The company is reported to be partnering with Motorola to make an Android-fuelled tablet device, with the key selling point being TV viewing. According to the Financial Times, that will be based around a connection with Verizon’s fiber-optic digital cable TV system (pictured). It’s no coincidence that Motorola manufactures the Verizon set-top boxes.

As is becoming standard for Android tablets, the Motorola device will have several features missing from the iPad, including cameras, a form of tethering, and support for Flash. The report also says it will be thinner and lighter than the iPad. It’ll be interesting to see if that’s done through better engineering or simply a lower capacity battery.

From a British perspective, I have to say that TV services don’t feel like a major missing feature on the iPad. That’s because the biggest TV network has an on-demand website accessible on the device, while a somewhat less official site broadcasts all the over-the-air digital channels live. Of course, that will differ from market to market.

Having full and legal support for TV services would certainly be a selling point for the Motorola device.

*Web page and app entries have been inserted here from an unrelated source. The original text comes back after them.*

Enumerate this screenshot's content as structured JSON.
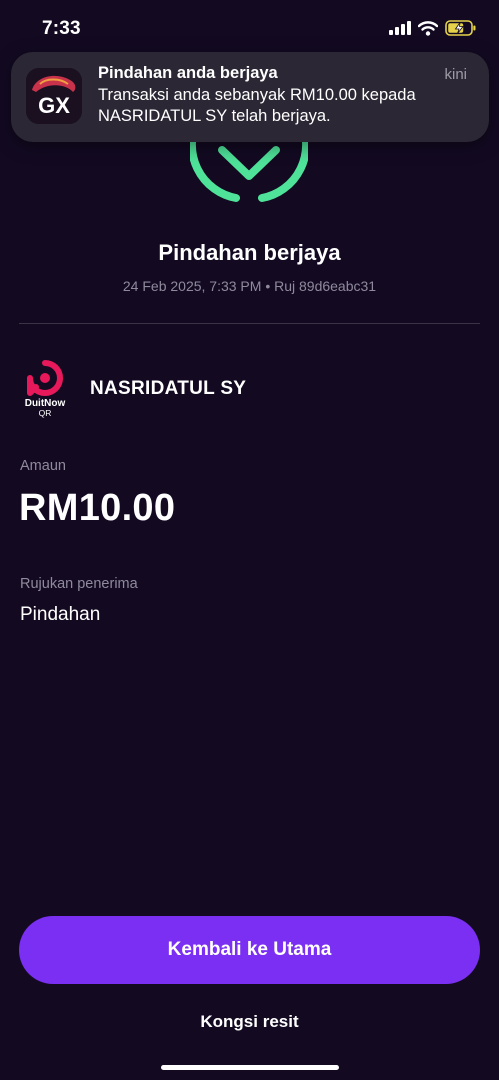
{
  "status_bar": {
    "time": "7:33",
    "icons": [
      "signal-icon",
      "wifi-icon",
      "battery-charging-icon"
    ]
  },
  "notification": {
    "app_icon": "gx-app-icon",
    "app_icon_text": "GX",
    "title": "Pindahan anda berjaya",
    "time": "kini",
    "body": "Transaksi anda sebanyak RM10.00 kepada NASRIDATUL SY telah berjaya."
  },
  "result": {
    "icon": "success-check-icon",
    "title": "Pindahan berjaya",
    "meta": "24 Feb 2025, 7:33 PM • Ruj 89d6eabc31"
  },
  "recipient": {
    "logo": "duitnow-qr-logo",
    "logo_text_1": "DuitNow",
    "logo_text_2": "QR",
    "name": "NASRIDATUL SY"
  },
  "amount": {
    "label": "Amaun",
    "value": "RM10.00"
  },
  "reference": {
    "label": "Rujukan penerima",
    "value": "Pindahan"
  },
  "actions": {
    "primary_label": "Kembali ke Utama",
    "share_label": "Kongsi resit"
  },
  "colors": {
    "background": "#130a22",
    "accent": "#7b2ff2",
    "success": "#4fe39a",
    "duitnow": "#e8195a",
    "banner": "#2b2734"
  }
}
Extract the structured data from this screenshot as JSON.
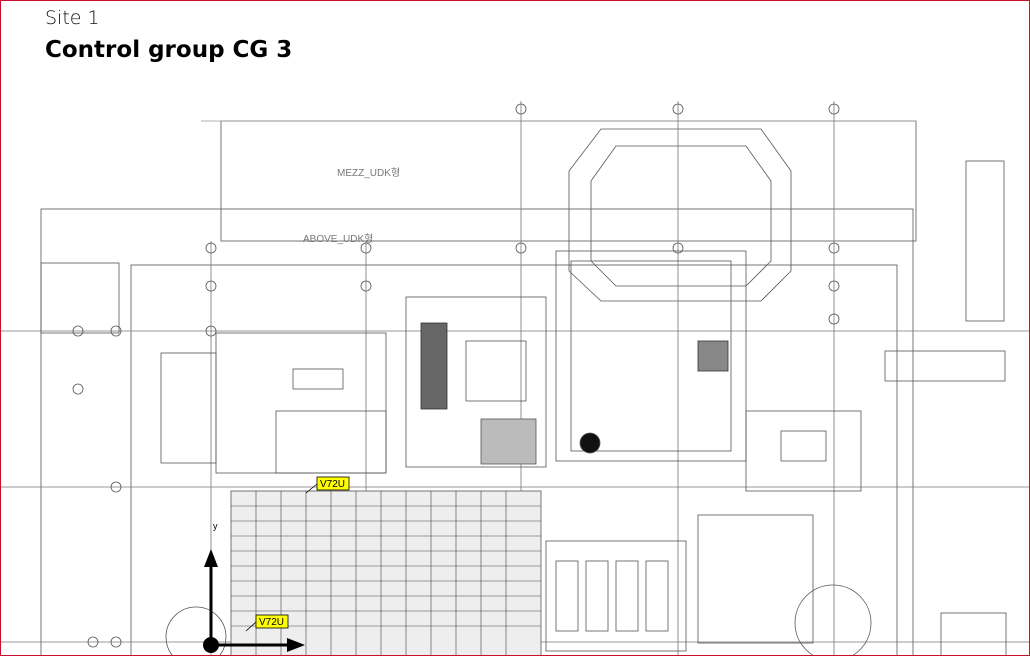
{
  "header": {
    "site": "Site 1",
    "title": "Control group CG 3"
  },
  "drawing": {
    "room_labels": [
      "MEZZ_UDK형",
      "ABOVE_UDK형"
    ],
    "markers": [
      {
        "label": "V72U"
      },
      {
        "label": "V72U"
      }
    ],
    "axis_label": "y",
    "colors": {
      "frame": "#c8102e",
      "marker_fill": "#ffff00",
      "line": "#555555"
    }
  }
}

That said, tying it to Verizon does immediately limit the breadth of the appeal as the TV features would be of no use to something like 75% of Americans.

It’ll also be well worth Google’s marketing department keeping an eye on the gadget. If TV services on a tablet prove appealing, an Android device running Google TV (a specially modified version of the Chrome browser that applies Google’s search technology to TV listings and brings TV and internet broadcasts together) would seem a no-brainer.

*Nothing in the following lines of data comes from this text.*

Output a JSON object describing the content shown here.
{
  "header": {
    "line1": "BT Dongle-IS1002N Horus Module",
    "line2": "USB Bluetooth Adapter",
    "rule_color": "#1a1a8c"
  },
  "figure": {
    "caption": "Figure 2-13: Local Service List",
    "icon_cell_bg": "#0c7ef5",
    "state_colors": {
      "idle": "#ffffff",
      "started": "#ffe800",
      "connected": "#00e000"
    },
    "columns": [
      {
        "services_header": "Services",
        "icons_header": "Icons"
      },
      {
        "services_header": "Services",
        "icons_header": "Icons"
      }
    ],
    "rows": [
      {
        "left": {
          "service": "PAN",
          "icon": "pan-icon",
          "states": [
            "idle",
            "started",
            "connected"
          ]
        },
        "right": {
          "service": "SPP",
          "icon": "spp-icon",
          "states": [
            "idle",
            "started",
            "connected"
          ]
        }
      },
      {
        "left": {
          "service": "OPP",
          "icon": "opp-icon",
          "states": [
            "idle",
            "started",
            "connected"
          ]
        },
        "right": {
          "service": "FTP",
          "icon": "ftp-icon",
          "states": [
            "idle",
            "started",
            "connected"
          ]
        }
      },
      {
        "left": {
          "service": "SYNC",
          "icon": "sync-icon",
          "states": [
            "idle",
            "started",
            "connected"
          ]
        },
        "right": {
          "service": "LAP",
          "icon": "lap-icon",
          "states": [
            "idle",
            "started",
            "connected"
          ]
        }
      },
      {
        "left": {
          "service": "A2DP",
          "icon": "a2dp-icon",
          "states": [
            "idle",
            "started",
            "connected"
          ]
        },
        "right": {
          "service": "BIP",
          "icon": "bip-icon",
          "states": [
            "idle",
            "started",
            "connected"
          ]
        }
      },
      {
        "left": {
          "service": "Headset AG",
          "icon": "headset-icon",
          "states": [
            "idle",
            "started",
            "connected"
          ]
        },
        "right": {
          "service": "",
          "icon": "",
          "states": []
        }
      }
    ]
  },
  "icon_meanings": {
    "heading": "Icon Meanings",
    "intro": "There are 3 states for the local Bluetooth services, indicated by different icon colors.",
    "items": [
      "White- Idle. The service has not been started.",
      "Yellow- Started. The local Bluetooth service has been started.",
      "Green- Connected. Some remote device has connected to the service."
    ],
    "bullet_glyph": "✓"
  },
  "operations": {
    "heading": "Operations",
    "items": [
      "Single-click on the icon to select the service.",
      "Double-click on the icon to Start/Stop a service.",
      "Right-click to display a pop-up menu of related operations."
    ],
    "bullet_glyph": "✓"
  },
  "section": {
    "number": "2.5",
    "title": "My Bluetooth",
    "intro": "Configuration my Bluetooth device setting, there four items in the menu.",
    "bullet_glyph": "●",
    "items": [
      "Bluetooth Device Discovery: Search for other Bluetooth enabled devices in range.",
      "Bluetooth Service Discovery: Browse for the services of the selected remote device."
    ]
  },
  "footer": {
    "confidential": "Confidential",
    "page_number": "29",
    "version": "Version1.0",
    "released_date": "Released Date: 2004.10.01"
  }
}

4 Responses to Is cable TV the iPad killer?

  1. "That said, tying it to Verizon does immediately limit the breadth of the appeal as the TV features would be of no use to something like 75% of Americans"

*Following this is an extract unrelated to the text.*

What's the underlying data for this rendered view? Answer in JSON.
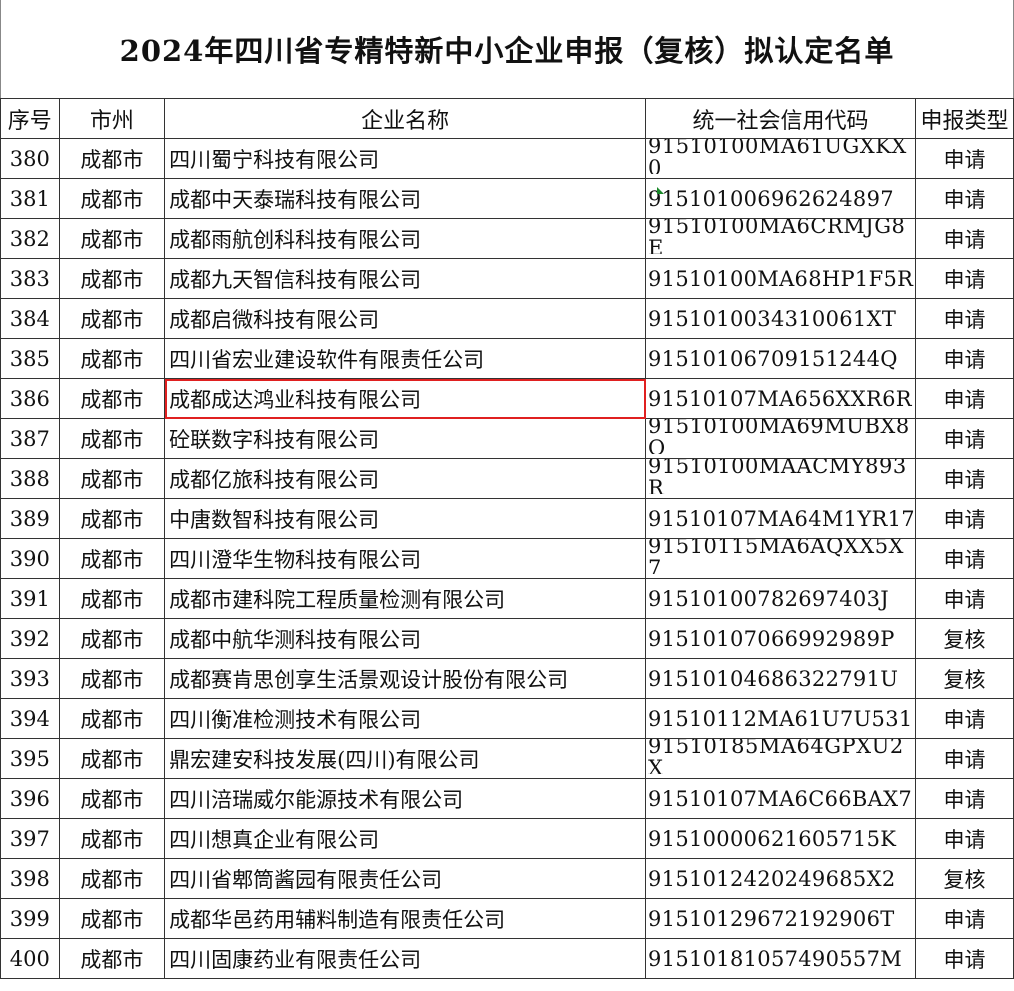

    I don't quite get this statement… why would tying it to Verizon be of no use to 'something like 75% of Americans'?

  2. “That said, tying it to Verizon does immediately limit the breadth of the appeal as the TV features would be of no use to something like 75% of Americans”
    I don’t quite get this statement… why would tying it to Verizon be of no use to ‘something like 75% of Americans’?

  3. According to the FT report, Verizon has a 25% share of the TV market in the US.

    If, as it appears, this device would only work with Verizon's TV services, that means the other 75% wouldn't benefit. Of course, they could still use the device, but it does appear the TV connection is going to be a key selling point.

  4. According to the FT report, Verizon has a 25% share of the TV market in the US.

    If, as it appears, this device would only work with Verizon’s TV services, that means the other 75% wouldn’t benefit. Of course, they could still use the device, but it does appear the TV connection is going to be a key selling point.